Look for the waters where there aren’t many sharks’: Despite recession, Dallas firm ramps up hiring!

Jun 10, 2020, 1:16pm EDT

As COVID-19 and a recession swept across the nation, many companies decided to eliminate jobs, creating the worst unemployment crisis since the Great Depression. But The Crowther Group, a Dallas-based construction general contractor, decided instead to start hiring. “All of the things that I’ve read and I’ve studied as a business owner have always told me to look for your blue ocean,” said president and CEO Thomas Crowther. “When everyone is swimming in shark infested waters, look for the waters where there aren’t many sharks.” The Crowther Group specializes in commercial construction. For the last three years, construction in Texas was booming, Crowther said. Now things have slowed down from that record pace.

Despite this, The Crowther Group has remained stable, even three months into the pandemic. By using this time to hire recently laid-off talent and seeking contracts in industries expanding despite COVID-19, the Crowther Group has remained successful.
Now is the time to seek out new employees, Crowther said. As large companies are reducing their size, there are unemployed workers who may be a great fit for smaller companies such as Crowther. “As a small business, one key individual can be a differentiator in your company,” Crowther said.

The Crowther Group generated about $12 million in revenue last year. Austin Bridge & Road awarded Crowther a contract in April to build a platform extension at the Dallas Area Rapid Transit station at Cityplace. Dallas Independent School District is finalizing a contract with the company as well, Crowther said. DART spokesman Mark Ball said the primary contractor awarded Crowther a subcontractor role to handle concrete, structural and finishes to Cityplace Station. The subcontract was valued at $834,964, he said.
Construction contracts have hit a pause in the retail, aviation and hospitality industries, Crowther said. However, the circumstances of the pandemic make other industries ideal for construction. For instance, less traffic and talk of a new federal spending bill means now is the time to acquire transportation contracts, he said.

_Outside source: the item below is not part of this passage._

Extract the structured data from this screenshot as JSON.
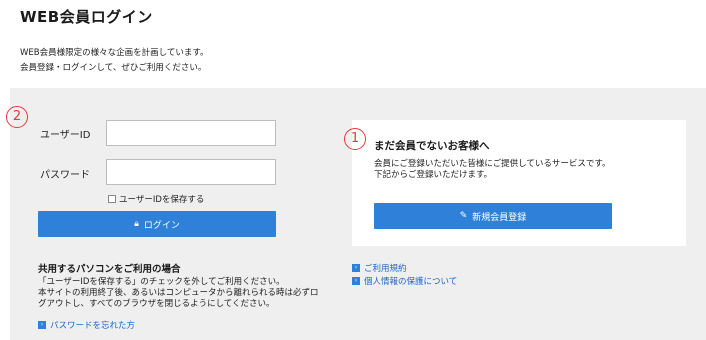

The K-12 education sector is also expanding, Crowther said. With kids out of school, districts are eyeing expansion projects, he said. “Essential work that’s actually been active prior to COVID-19 has continued,” Crowther said. Crowther is a member of the Regional Black Contractors Association, an advocacy group for African American contractors. Kimberly Shaw, President of the RBCA, said the projects in industries affected by COVID-19 are going to be delayed. If construction hasn’t already started, many projects may be scrapped entirely because it no longer makes financial sense for the developer, she said. This has caused a pause in new work. General contractors are becoming more competitive in seeking new contracts. However, the construction industry has learned from the crisis, Crowther said. He believes his business will be more innovative as a result. The greatest asset in keeping his company steady during this time has been his faith, he said.

By Spencer Brewer – Contributing Writer